The punishment for missing certain items is usually pretty unpleasant. Sometimes you just have to play through a section that you’d otherwise be able to miss out, but most of the time it means having to endure additional arcade scenes. This comes mainly in the form of fist fighting with Nazis (and others), and in keeping with the rest of the game, it’s pretty damn tough. It’s no Street Fighter 2 either, and while it is apparently possible to develop a reasonable technique and strategy, my own attempts were swiftly abandoned in the heat of the battle in favour of a largely unscientific hammering of the keyboard. Frankly, it’s rubbish, and the game does its best to force you into fighting at every turn.
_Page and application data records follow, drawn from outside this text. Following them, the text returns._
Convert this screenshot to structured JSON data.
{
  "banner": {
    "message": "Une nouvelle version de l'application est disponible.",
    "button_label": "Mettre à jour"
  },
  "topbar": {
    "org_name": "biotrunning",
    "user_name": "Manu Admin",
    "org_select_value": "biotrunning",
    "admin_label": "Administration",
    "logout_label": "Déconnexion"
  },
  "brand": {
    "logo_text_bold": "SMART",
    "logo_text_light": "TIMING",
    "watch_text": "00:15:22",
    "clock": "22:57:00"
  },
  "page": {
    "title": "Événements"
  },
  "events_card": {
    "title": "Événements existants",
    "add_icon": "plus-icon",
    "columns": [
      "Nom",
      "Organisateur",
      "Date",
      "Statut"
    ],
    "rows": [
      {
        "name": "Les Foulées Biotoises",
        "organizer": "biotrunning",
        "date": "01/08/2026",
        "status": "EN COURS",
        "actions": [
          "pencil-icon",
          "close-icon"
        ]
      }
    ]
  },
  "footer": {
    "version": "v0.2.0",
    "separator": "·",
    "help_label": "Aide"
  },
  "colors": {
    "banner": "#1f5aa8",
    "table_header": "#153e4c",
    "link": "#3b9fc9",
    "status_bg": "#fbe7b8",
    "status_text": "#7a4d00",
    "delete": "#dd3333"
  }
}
Even if you have an item that’ll get you out of a fight, the game doesn’t signpost it for you, and though you can also talk your way out of trouble, too, finding the right response to do so is a bit of a minefield. Oh, and if you lose a fight, you die.

Unlike in the film, once you rescue ‘Dad’, he keeps his mouth shut most of the time.

Eh? Yep, unlike in most LucasArts adventures, you can die. You’re also scored for your efforts throughout the game – if you pick up hard-to-find items and avoid punch-ups, you’ll get lots of points, if you don’t, then you, er, won’t (although you should receive some kind of prize for your total mastery of the fighting sections). These are the sorts of things you’d typically find in a Sierra adventure, and it’s worth bearing in mind that this game was released before LucasArts really secured their reputation within the genre. Another one of their hallmarks, namely decent dialogue, is also largely absent (see ‘We called the dog Indiana’) and as with many adventures of similar vintage, the focus is firmly on the puzzles.

Despite the almost overwhelmingly negative tone of this review, it’s worth pointing out that Indiana Jones and the Last Crusade isn’t rubbish or anything. Indeed, if you crave a tougher kind of adventure that offers you multiple paths through the game, it’s possible that you’ll really like it. Obviously, there’s also the fact that it’s Indiana Jones, too, and though it’s stretching it a bit to say that it’s just like playing through the movie, there’s plenty for fans of the films to enjoy. Ultimately, though, it can be quite a frustrating experience, and however much I wanted to really like it, the bouts of swearing and consultation of walkthroughs (sorry) indicate that at times it was a struggle. Worth a look then, but not one of LucasArts’ best.